The last segment of the performance was set in another bedroom where a married couple was arguing, caught in the storm of an angry, inarticulate grief following a miscarriage. The audience settled in the sofa and bed around them. One of the walls in the room was stylishly coloured, as if from an advertisement for paint, suggesting the touch of a new bride. Mid-argument, the couple and the audience were led to the dining table for the couple’s anniversary celebrations — a cake was cut, a song sung and a box of sweets distributed among everyone, including the audience. The branches of the joint family, each negotiating their private compromises with the world in their corners of the house, come together in a shared space.
More than for the performances and the play’s text which are credited to the members of an amateur theatre collective, 32 Ashwini Dutta Road is interesting because of its site-specific nature. The play is conceptualised by the interdisciplinary artist Sujoy Prosad Chatterjee, who first saw such a performance in a heritage house in Toronto, which was once home to a former mayor. Site-specific theatre, a term that The Guardian says has been gaining traction since the 1980s, refers to productions that are not in the traditional theatre space but grow out of the sites where they are performed. For instance, in this play, the story centres around the sort of upper-middle-class joint families which once dwelt in the striking mansions of north and south Kolkata.
Kolkata was once packed with these family seats, described by Amartya Sen as “eccentric” and “beautiful” in his letter of support to novelist Amit Chaudhuri’s campaign for conserving these heritage properties. The city’s centre was the business district, made up of British neo-classical buildings and Armenian and Jewish mansions. A large number of these family houses have been replaced with unlovely apartments today. The houses that remain have emptied out, many of the rooms are locked up, their residents now in distant cities.
A still from ‘32 Ashwini Dutta Road’.

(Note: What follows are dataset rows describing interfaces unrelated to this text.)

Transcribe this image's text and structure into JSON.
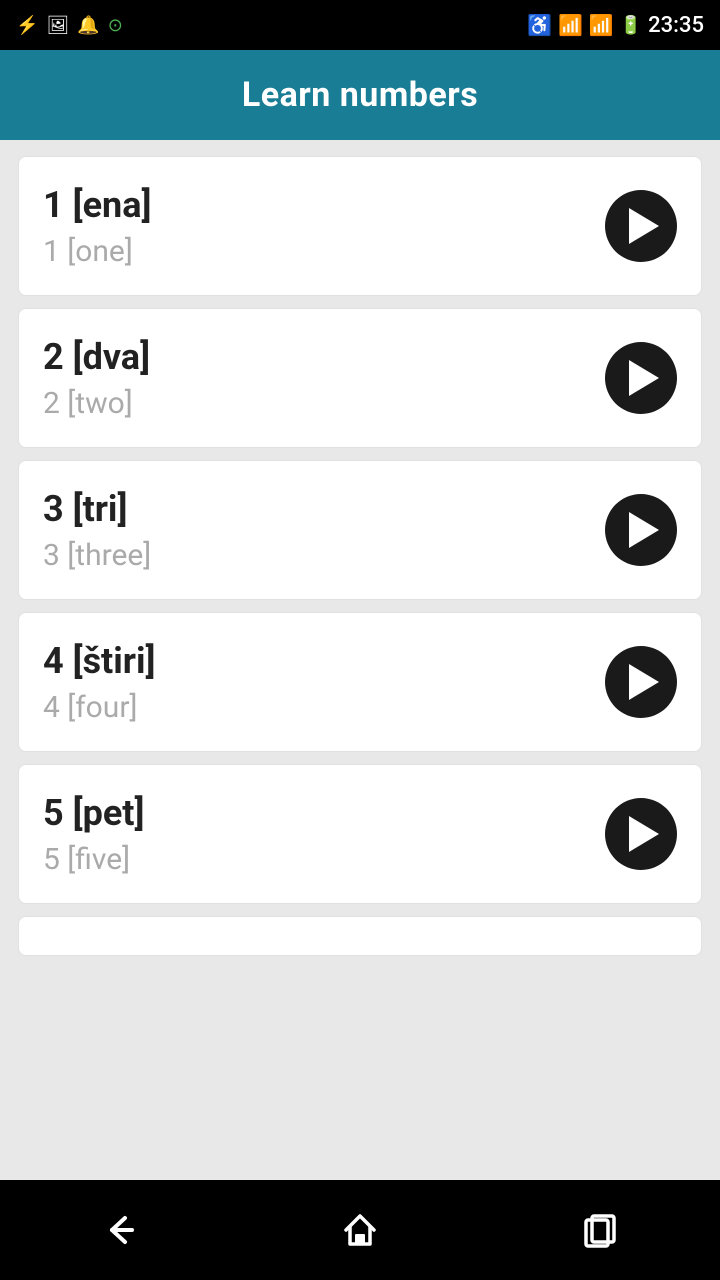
{
  "statusBar": {
    "time": "23:35",
    "icons": [
      "usb",
      "image",
      "audio",
      "battery-ring"
    ]
  },
  "appBar": {
    "title": "Learn numbers"
  },
  "numbers": [
    {
      "id": 1,
      "primary": "1 [ena]",
      "secondary": "1 [one]"
    },
    {
      "id": 2,
      "primary": "2 [dva]",
      "secondary": "2 [two]"
    },
    {
      "id": 3,
      "primary": "3 [tri]",
      "secondary": "3 [three]"
    },
    {
      "id": 4,
      "primary": "4 [štiri]",
      "secondary": "4 [four]"
    },
    {
      "id": 5,
      "primary": "5 [pet]",
      "secondary": "5 [five]"
    }
  ],
  "bottomNav": {
    "back": "back",
    "home": "home",
    "recents": "recents"
  }
}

Chatterjee’s project, running till March, wants to make use of such houses again. Not only in the older, more historic neighbourhoods of Bhawanipore and Ballygunge, but also in relatively new suburbs like Salt Lake, where too many houses are now thinly inhabited. At the end of the performance, Chatterjee invites the audience to start performances like this in their localities. Aside from reimagining these spaces, he hopes that projects like his will rekindle a sense of community in these hollowed-out neighbourhoods. When you visit someone’s home and walk through their rooms and sit on their beds, it’s hard not to start a conversation.
There’s another thing that struck me about the project: the notion of caste and the unlocking of access to spaces. Brahminical Bengali society is highly exclusionary in its practices. My great-grandmother had swept away her son’s (my grandfather’s) Japanese friend’s presence in her courtyard with buckets of water. “Mlechha, mlechha (untouchable, untouchable),” she had told her daughter-in-law from her room above the courtyard, who dutifully threw a bucket of water each time the Japanese man stepped inside. Later, the man had commented admiringly to my grandfather about the ‘traditional cleansing welcome’ he had received. Another great-grandmother allowed the toilet-cleaner to enter the flat she lived in in central Bombay only from the backdoor, and prohibited her from every part of the flat except the passage where the toilet stood.
These practices have leftovers in upper-caste homes today, perhaps even in mine — questions of where the live-in domestic help will sleep if there are no ‘servant quarters’; where the electrician will wait for his fee or the garbage-collector who asks for a glass of water — can they be asked to sit down?
It’s a long shot, but imagine your plumber or conservancy-worker buying a ticket to your home ‘theatre’ and sitting down on your bed to watch. The home and the heart might both have a change then.
The Kolkata-based independent journalist writes on public health, politics and film.